So what about Paul the Apostle? Many Christians would agree that Yeshua came to uphold the law and not to free us from it. But then they would say something along the lines of “but Paul was given the revelation of salvation by grace, through faith. So because of Paul, we know we are only to obey the moral commandments of the Torah.”

In 1. Cor 11 Paul makes this statement, “you imitate me, as I imitate Christ.” Paul, being a Jew, understood the Jewish concept of active faith. If you believe in someone, you show that you believe by imitating them and their life. In Matthew 23:2 Yeshua tells His disciples to obey the Pharisees when they teach obedience to the written Torah. So because of Matt 23:2 and 1.Cor 11, we know there is no way Paul would agree that we are only to obey the moral commandments of the Torah. Paul never stopped being a Jew, so when He makes that statement in 1. Cor 11, He is telling us to do as He did and imitate the Jewish life of our Messiah. You can’t do that and at the same time, believe the Torah was done away with, or only the moral commandments apply to us.

If we take the Bible at face value, there is no way we can get it to say “the written Torah (the written law of Moses) does not apply to us anymore.” Why then do we teach new converts their object of faith is human-made traditions and doctrines?
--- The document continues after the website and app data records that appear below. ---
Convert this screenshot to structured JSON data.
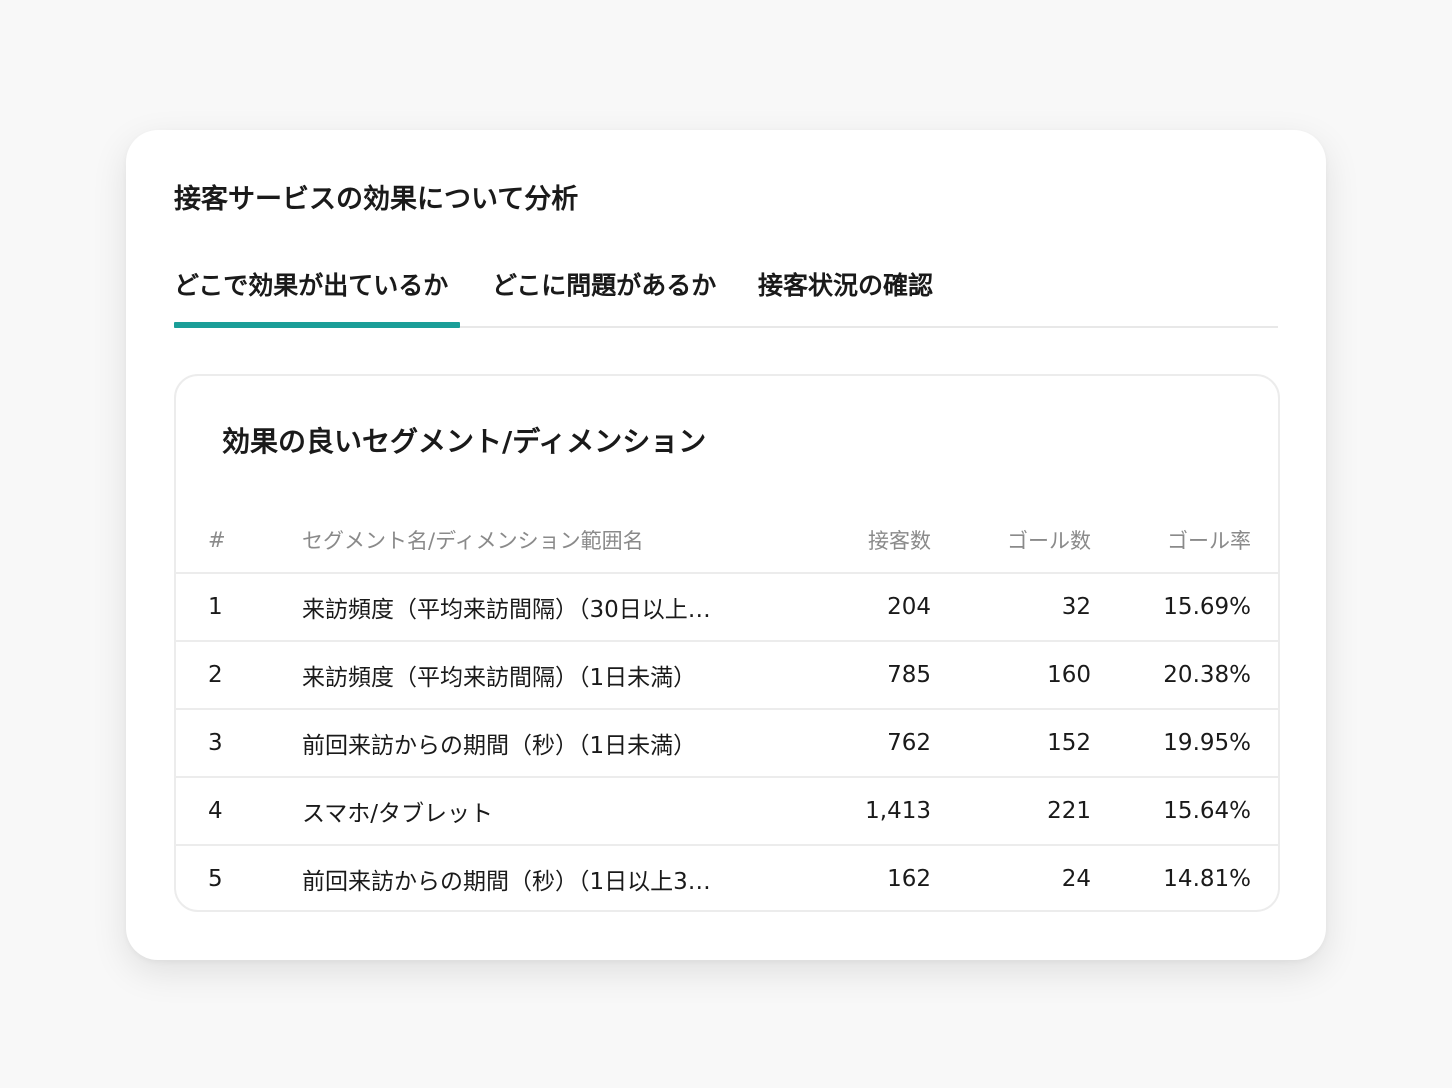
{
  "card": {
    "title": "接客サービスの効果について分析"
  },
  "tabs": [
    {
      "label": "どこで効果が出ているか",
      "active": true
    },
    {
      "label": "どこに問題があるか",
      "active": false
    },
    {
      "label": "接客状況の確認",
      "active": false
    }
  ],
  "panel": {
    "title": "効果の良いセグメント/ディメンション"
  },
  "table": {
    "headers": {
      "index": "#",
      "name": "セグメント名/ディメンション範囲名",
      "visits": "接客数",
      "goals": "ゴール数",
      "rate": "ゴール率"
    },
    "rows": [
      {
        "index": "1",
        "name": "来訪頻度（平均来訪間隔）（30日以上…",
        "visits": "204",
        "goals": "32",
        "rate": "15.69%"
      },
      {
        "index": "2",
        "name": "来訪頻度（平均来訪間隔）（1日未満）",
        "visits": "785",
        "goals": "160",
        "rate": "20.38%"
      },
      {
        "index": "3",
        "name": "前回来訪からの期間（秒）（1日未満）",
        "visits": "762",
        "goals": "152",
        "rate": "19.95%"
      },
      {
        "index": "4",
        "name": "スマホ/タブレット",
        "visits": "1,413",
        "goals": "221",
        "rate": "15.64%"
      },
      {
        "index": "5",
        "name": "前回来訪からの期間（秒）（1日以上3…",
        "visits": "162",
        "goals": "24",
        "rate": "14.81%"
      }
    ]
  },
  "colors": {
    "accent": "#1a9e98",
    "background": "#f8f8f8",
    "card": "#ffffff",
    "header_text": "#8a8a8a",
    "border": "#ececec"
  }
}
According to the Bible, their object of faith ought to be the Torah.

The Bible goes on to say in 1. John 2:6, and James 2:10-26, when the object of faith is the Torah, we can have the assurance of our salvation. Why?

Why did Yeshua die for us on a cross? The answer is, to atone for our sins. So if we accept the cross and receive His forgiveness, we would, of course, choose not to continue sinning. So we decide to repent and stop living a life of sin. Who gets to determine the definition of sin? The one who died on the cross or the one who need forgiveness?

The answer is, of course, the one who died on the cross. When we know from John 5, He has the same character as His Father; we know He would define sin as breaking the Torah. So then it is only natural for us to repent from breaking the Torah, to start obeying the Torah, when and if we accept the cross.

This is why the Torah and our obedience to it become the prime evidence of our saving faith. When we choose to obey the Torah, we prove to everyone around us, we have repented, and we are genuinely saved. So this is also why obedience to the Torah assures us of our salvation.

Is this not work-based salvation? No, because we obey the Torah because we have chosen to believe in the cross. We could not do anything to earn the cross; the cross is an unmerited gift. But when we accept the unmerited gift, we are expected to show our acceptance in obedience. This is when we go from being saved by unmerited grace to live by merited grace, and the Torah is the source of all the merited grace we need for this life.

Considering what we now know from John 5, a question gives itself. Why should Yeshua heal us, meet our needs, and provide for us?

We know from John 5 He is identical to His Father in character, so He can’t do anything by Himself. And we also know from Numbers 23:19 Yehovah never changes. He is the same Yehovah today as He was in the Old Testament. So to answer our question, we have to ask it this way, how did Israel get healed, provided for and protected in the Old Testament?

In Ex 19 and Deut 28:1-45, we read how Israel walked in grace because they obeyed the Torah. As long as they obeyed, everything was ok, and Yehovah did mighty miracles for them and gave them the desires of their heart. When they disobeyed, Yehovah punished them by cursing them with a disease, enemies, and problems.

Because of John 5, we know Yeshua cant do it any other way in the New Testament. We also see this with His own words in Matthew 6:25-34 when He tells us that as long as we are righteous, Yehovah will give us what we need and care for us.

Do you know see how grace is always merited in both the Old and the New Testament? Do you know see how the Torah, and our obedience to it, is what guarantees us Yehovahs help and Yeshua’s salvation and deliverance in every situation we face?